● **TASK OBJECTIVE**: Print each entry again exactly as written, and keep the pictures out.

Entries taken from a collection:
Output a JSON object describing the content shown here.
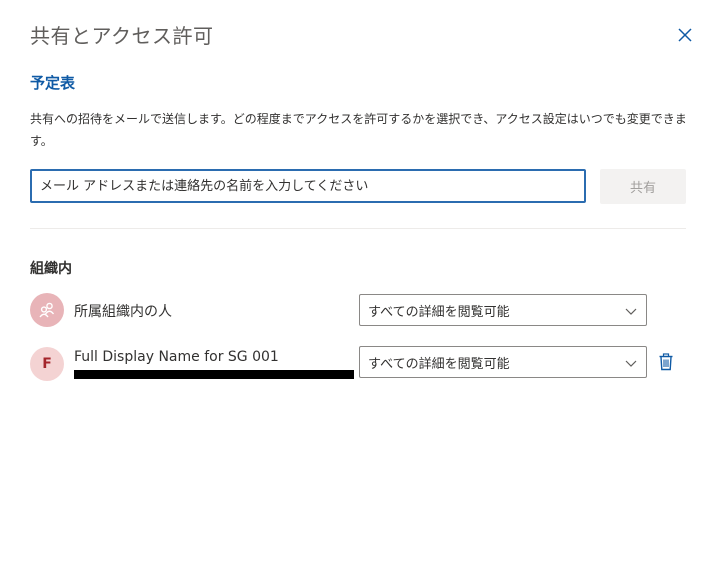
{
  "dialog": {
    "title": "共有とアクセス許可",
    "close_icon": "close-icon"
  },
  "calendar": {
    "name": "予定表",
    "description": "共有への招待をメールで送信します。どの程度までアクセスを許可するかを選択でき、アクセス設定はいつでも変更できます。"
  },
  "invite": {
    "placeholder": "メール アドレスまたは連絡先の名前を入力してください",
    "value": "",
    "share_label": "共有"
  },
  "organization": {
    "heading": "組織内",
    "entries": [
      {
        "name": "所属組織内の人",
        "avatar_icon": "people-group-icon",
        "permission": "すべての詳細を閲覧可能"
      },
      {
        "name": "Full Display Name for SG 001",
        "avatar_initial": "F",
        "permission": "すべての詳細を閲覧可能",
        "delete_icon": "trash-icon"
      }
    ]
  },
  "colors": {
    "accent": "#0f5aa5",
    "input_border": "#2b6cb0",
    "avatar_group": "#e8b4b8",
    "avatar_person": "#f4d3d3"
  }
}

● **EXERCISE RESULT**:
Output a JSON object describing the content shown here.
{
  "dialog": {
    "title": "共有とアクセス許可",
    "close_icon": "close-icon"
  },
  "calendar": {
    "name": "予定表",
    "description": "共有への招待をメールで送信します。どの程度までアクセスを許可するかを選択でき、アクセス設定はいつでも変更できます。"
  },
  "invite": {
    "placeholder": "メール アドレスまたは連絡先の名前を入力してください",
    "value": "",
    "share_label": "共有"
  },
  "organization": {
    "heading": "組織内",
    "entries": [
      {
        "name": "所属組織内の人",
        "avatar_icon": "people-group-icon",
        "permission": "すべての詳細を閲覧可能"
      },
      {
        "name": "Full Display Name for SG 001",
        "avatar_initial": "F",
        "permission": "すべての詳細を閲覧可能",
        "delete_icon": "trash-icon"
      }
    ]
  },
  "colors": {
    "accent": "#0f5aa5",
    "input_border": "#2b6cb0",
    "avatar_group": "#e8b4b8",
    "avatar_person": "#f4d3d3"
  }
}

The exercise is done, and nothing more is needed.